Instead of any of Boyett’s hilarious hypothetical suggestions, Jesus gave the disciples the Great Commission. The balance of questioning, reason, humor, and appreciation for scripture Boyett displays in this section is brilliant and left me longing for consistency with this voice throughout O Me of Little Faith. Rather, Boyett’s style, perhaps a symptom of advertising and blog writing, is a little choppy and inconsistent.

Incidentally, Jason Boyett’s blog is really good.

I recommend O Me of Little Faith to the critical reader, to those willing to turn a discerning eye on their own doubts and to those hoping to better understand their doubting friends.

*Review copy provided by publisher.

Friday, May 28, 2010

A(nother) Book Review

Present Perfect: Finding God in the Now
Gregory A. Boyd

In Present Perfect: Finding God in the Now, former atheist Gregory Boyd weaves together the meditations of Brother Lawrence, Jean Paul de Caussade, and Frank Laubach to encourage readers to wake up to the present reality of God. Boyd, a scholar with credentials from Yale and Princeton, studied three theologians from three different periods and transposed their practices for application in our lives. The result seems radical to our contemporary, compartmentalized lives.

In this series of essays, Boyd challenges readers to be aware of God’s presence in each moment of our lives, posting reminders throughout the text. He effectively holds together abstract, counter-cultural, sometimes mind-blowing concepts with a concrete structure, and reminds readers to read slowly and prayerfully (25). Each chapter begins with an opening quote from Brother Lawrence, J.-P. de Caussade, or Laubach, followed by a poetic prayer by Boyd. He concludes each chapter with practical application exercise derived from his study. This structure helps to counter an obstacle Boyd foresees in practicing the presence of God in each moment. “Gathering new information is easy: translating it into transformation is the challenge” (25). Just as a weekly trip to church isn’t what makes us followers of Christ, the truth of the Bible remains mere information until the presence of the Holy Spirit convicts us and reshapes our hearts and our subsequent actions.

Until that transformation occurs, we compartmentalize God and persist as “functional atheists”. Boyd asserts, “We may still believe in God, of course, but he’s not real to us most of the time” (29). The only way for God to be real to us is to seek him in each moment. Because we can’t change the past and can only speculate about the future, all we have to offer God is the present moment. “The only thing that matters is that we—right now—cease our striving after false gods and become aware of God’s ever-present, perfect love” (54).

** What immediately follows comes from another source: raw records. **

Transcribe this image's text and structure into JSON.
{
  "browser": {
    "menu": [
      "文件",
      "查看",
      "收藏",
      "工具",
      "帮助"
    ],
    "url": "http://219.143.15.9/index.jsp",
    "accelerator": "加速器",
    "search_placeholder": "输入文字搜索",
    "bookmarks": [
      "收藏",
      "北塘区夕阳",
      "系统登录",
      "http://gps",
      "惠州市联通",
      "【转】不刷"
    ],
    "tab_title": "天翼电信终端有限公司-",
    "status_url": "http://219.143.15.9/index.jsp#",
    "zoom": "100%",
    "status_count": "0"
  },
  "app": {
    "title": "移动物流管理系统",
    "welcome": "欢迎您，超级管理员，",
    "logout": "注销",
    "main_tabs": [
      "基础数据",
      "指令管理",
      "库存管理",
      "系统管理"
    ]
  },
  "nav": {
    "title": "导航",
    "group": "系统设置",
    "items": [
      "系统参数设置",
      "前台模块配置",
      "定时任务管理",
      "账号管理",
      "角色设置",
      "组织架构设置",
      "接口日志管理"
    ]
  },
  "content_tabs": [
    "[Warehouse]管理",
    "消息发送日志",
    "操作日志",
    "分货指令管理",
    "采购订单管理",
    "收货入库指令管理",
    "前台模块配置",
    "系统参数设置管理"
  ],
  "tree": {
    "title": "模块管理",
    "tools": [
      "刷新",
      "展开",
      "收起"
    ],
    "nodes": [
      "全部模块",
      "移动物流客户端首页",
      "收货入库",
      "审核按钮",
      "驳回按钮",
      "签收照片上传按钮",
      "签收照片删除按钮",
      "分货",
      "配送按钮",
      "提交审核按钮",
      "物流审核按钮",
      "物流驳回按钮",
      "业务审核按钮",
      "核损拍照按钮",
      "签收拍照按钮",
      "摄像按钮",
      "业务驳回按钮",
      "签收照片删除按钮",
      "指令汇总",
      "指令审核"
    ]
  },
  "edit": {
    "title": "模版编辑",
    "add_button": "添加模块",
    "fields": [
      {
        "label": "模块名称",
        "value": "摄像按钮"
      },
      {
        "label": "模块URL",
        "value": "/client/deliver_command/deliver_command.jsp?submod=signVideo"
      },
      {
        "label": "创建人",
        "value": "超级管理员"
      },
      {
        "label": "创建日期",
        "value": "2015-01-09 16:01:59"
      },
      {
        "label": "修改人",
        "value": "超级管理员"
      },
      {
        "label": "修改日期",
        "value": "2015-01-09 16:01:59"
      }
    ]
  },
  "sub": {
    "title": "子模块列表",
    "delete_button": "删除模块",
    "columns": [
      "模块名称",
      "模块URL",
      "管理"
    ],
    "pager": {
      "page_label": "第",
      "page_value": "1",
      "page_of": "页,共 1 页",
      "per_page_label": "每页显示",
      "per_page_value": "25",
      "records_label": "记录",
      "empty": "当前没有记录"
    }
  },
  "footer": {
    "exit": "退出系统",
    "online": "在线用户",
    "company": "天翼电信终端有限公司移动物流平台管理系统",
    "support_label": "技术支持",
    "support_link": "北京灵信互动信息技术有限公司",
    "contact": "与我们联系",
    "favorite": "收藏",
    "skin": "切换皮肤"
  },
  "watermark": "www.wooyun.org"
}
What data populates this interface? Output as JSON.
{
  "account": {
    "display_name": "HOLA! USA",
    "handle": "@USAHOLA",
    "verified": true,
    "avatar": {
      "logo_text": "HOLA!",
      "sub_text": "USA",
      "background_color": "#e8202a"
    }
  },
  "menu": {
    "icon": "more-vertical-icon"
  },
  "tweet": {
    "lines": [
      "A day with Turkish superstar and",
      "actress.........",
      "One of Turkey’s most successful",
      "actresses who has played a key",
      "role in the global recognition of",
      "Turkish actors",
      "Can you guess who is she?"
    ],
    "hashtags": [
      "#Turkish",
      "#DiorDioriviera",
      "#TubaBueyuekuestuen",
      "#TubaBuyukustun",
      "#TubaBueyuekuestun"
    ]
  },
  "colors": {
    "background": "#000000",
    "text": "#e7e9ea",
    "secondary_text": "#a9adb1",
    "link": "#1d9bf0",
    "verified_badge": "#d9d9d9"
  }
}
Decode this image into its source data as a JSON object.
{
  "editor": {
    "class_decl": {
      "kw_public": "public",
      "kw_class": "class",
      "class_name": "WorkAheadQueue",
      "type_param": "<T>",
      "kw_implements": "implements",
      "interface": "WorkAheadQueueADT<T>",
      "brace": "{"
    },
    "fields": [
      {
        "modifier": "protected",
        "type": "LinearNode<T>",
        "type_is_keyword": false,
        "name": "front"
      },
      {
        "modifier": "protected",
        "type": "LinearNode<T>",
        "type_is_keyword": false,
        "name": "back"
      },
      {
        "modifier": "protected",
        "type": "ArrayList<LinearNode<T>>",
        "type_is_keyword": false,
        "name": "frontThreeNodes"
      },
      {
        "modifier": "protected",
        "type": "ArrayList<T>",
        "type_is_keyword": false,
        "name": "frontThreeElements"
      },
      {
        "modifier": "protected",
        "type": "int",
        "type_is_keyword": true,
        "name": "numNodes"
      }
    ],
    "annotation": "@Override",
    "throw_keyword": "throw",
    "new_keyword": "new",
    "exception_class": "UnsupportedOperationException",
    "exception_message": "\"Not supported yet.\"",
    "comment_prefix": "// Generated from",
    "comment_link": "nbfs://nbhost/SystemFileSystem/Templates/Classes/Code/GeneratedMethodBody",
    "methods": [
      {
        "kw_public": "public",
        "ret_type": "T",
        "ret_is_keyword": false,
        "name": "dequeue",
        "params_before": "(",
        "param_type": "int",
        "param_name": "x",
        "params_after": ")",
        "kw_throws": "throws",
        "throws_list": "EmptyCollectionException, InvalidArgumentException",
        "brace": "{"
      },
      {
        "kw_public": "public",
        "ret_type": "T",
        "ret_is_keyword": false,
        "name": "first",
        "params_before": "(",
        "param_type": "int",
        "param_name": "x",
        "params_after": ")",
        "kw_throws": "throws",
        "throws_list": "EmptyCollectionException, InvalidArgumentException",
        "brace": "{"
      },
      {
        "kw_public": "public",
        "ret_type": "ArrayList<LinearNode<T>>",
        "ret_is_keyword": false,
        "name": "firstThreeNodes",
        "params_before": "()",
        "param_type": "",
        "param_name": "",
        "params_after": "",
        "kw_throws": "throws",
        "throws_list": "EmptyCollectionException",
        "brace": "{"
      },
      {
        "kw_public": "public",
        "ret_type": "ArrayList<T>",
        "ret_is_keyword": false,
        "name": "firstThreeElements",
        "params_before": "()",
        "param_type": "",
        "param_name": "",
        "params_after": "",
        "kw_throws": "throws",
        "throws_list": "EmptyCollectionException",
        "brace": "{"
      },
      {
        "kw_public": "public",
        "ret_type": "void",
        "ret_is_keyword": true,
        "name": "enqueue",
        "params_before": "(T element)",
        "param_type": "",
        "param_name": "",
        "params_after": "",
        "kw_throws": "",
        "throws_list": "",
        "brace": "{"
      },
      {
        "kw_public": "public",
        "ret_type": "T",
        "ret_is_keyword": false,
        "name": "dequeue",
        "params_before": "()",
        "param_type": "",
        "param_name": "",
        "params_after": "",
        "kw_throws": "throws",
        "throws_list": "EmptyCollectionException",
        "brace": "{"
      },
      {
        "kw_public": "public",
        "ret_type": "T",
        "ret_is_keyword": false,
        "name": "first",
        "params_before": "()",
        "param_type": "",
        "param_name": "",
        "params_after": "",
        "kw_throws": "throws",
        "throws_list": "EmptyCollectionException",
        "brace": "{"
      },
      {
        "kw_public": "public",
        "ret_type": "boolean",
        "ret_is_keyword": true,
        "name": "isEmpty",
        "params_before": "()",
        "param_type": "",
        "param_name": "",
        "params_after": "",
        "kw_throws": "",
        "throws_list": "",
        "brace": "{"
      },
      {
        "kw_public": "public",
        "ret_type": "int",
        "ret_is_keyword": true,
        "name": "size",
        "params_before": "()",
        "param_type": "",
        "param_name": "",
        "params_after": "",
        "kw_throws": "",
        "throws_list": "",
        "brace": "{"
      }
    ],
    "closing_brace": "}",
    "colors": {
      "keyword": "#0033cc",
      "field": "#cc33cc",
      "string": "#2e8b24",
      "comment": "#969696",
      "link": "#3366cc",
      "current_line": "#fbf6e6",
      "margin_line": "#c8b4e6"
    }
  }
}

All Christians intellectually agree that Christ died for our sins, but only those seeking “Life” from God on a moment-by-moment basis can effectively fill themselves with his love and pass it on to others as we are commanded. To be awake to God in each moment is to die to ourselves continually. “Only now are we free to agree with God that every person we encounter, including our own worst enemies, was worth Christ dying for” (107). What an effective reminder of how radical authentic Christianity is!
Boyd closes Present Perfect with a reminder of the big picture. “As much as possible, we are to manifest now what will be true for the whole creation in the future” (150). Our full, authentic belief in God can be displayed in our actions, in each moment.

Present Perfect is inspiring, freeing and deeply convicting at the same time. Boyd effectively grounds his work in classic contemplative authors and scripture, while keeping his finger on the pulse of our modern culture. He employs challenging exercises to tie down abstract notions of a living, loving, ever-present God.

Reviewer’s notes: I highly recommend this book! My delay in writing this review is a testimony to how challenging and convicting it is. Against the author’s advice, I read hurriedly and hungrily, leaving my review copy cluttered with notes. I’m sure I will use this book as a resource in the future.